ABOUT THE AUTHORS:
Mark A. Bradley is the Director of the Information Security Oversight Office at the National Archives and Records Administration in Washington, D.C. He is a former CIA intelligence officer and a U.S. Department of Justice lawyer. He holds degrees from Washington & Lee University, University of Oxford (Rhodes scholar), and the University of Virginia School of Law. He is a member of the District of Columbia Bar.
Emma Copley Eisenberg is the author of The Third Rainbow Girl: The Long Life of a Double Murder in Appalachia, and two books of fiction forthcoming from Hogarth/Penguin Random House.
Eric Eyre was awarded the Pulitzer Prize in Investigative Reporting in 2017 for stories on the opioid crisis. He has worked as a news reporter in Charleston, West Virginia, for the past 23 years.
Sierra Crane Murdoch is the author of Yellow Bird: Oil, Murder, and a Woman’s Search for Justice in Indian Country. Her work has appeared on This American Life and in Harper’s, VQR, The Atlantic, and The New Yorker online. She has held fellowships from Middlebury College, the Investigative Reporting Program at the University of California, Berkeley, and MacDowell. She lives in Oregon.
Ariel Sabar is an award-winning journalist whose work has appeared in The Atlantic, The New York Times, Harper’s, The Washington Post, The Wall Street Journal, and many other publications. His debut book was My Father’s Paradise: A Son’s Search for His Jewish Past in Kurdish Iraq, which won the National Book Critics Circle Award.
Finalist for the 2021 Edgar Allan Poe Award for Best Fact Crime
The shocking assassination that catalyzed groundbreaking reform in Big Coal.
*** A NEW YORK TIMES "100 Notable Books of 2020" ***
A stunning, complex narrative about the fractured legacy of a decades-old double murder in rural West Virginia—and the writer determined to put the pieces back together.
A New York Times Critics’ Top Ten Book of the Year * Edgar Allan Poe Award Finalist * A Lit Hub Best Book of The Year
From a Pulitzer Prize–winning investigative reporter at the Charleston Gazette-Mail, a “powerful,” (The New York Times) urgent, and heartbreaking account of the corporate greed that pumped millions of pain pills into sm

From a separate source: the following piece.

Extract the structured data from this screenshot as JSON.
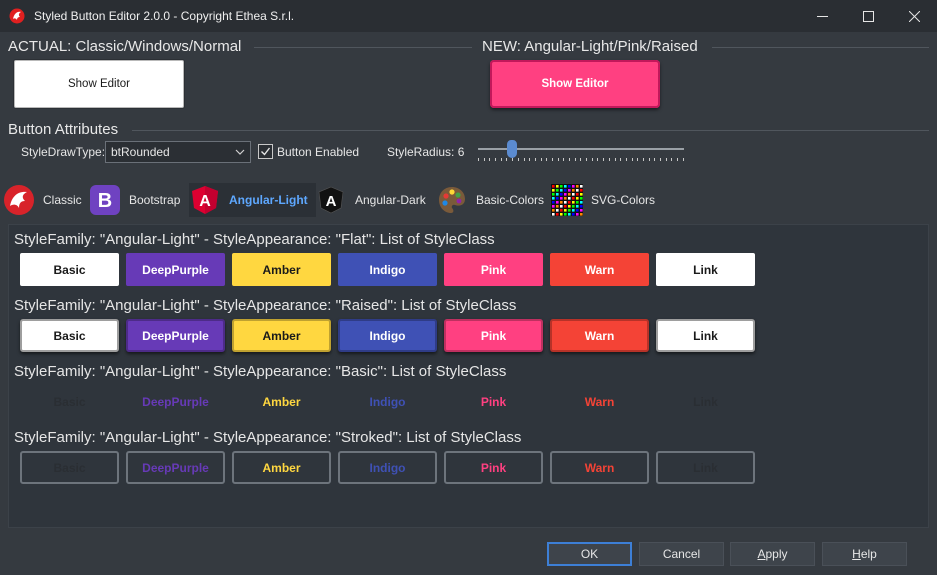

The gripping true story of a murder on an Indian reservation, and the unforgettable Arikara woman who becomes obsessed with solving it--an urgent work of literary journalism.
From National Book Critics Circle Award-winning author Ariel Sabar, the gripping true story of a sensational religious forgery and the scandal that shook Harvard.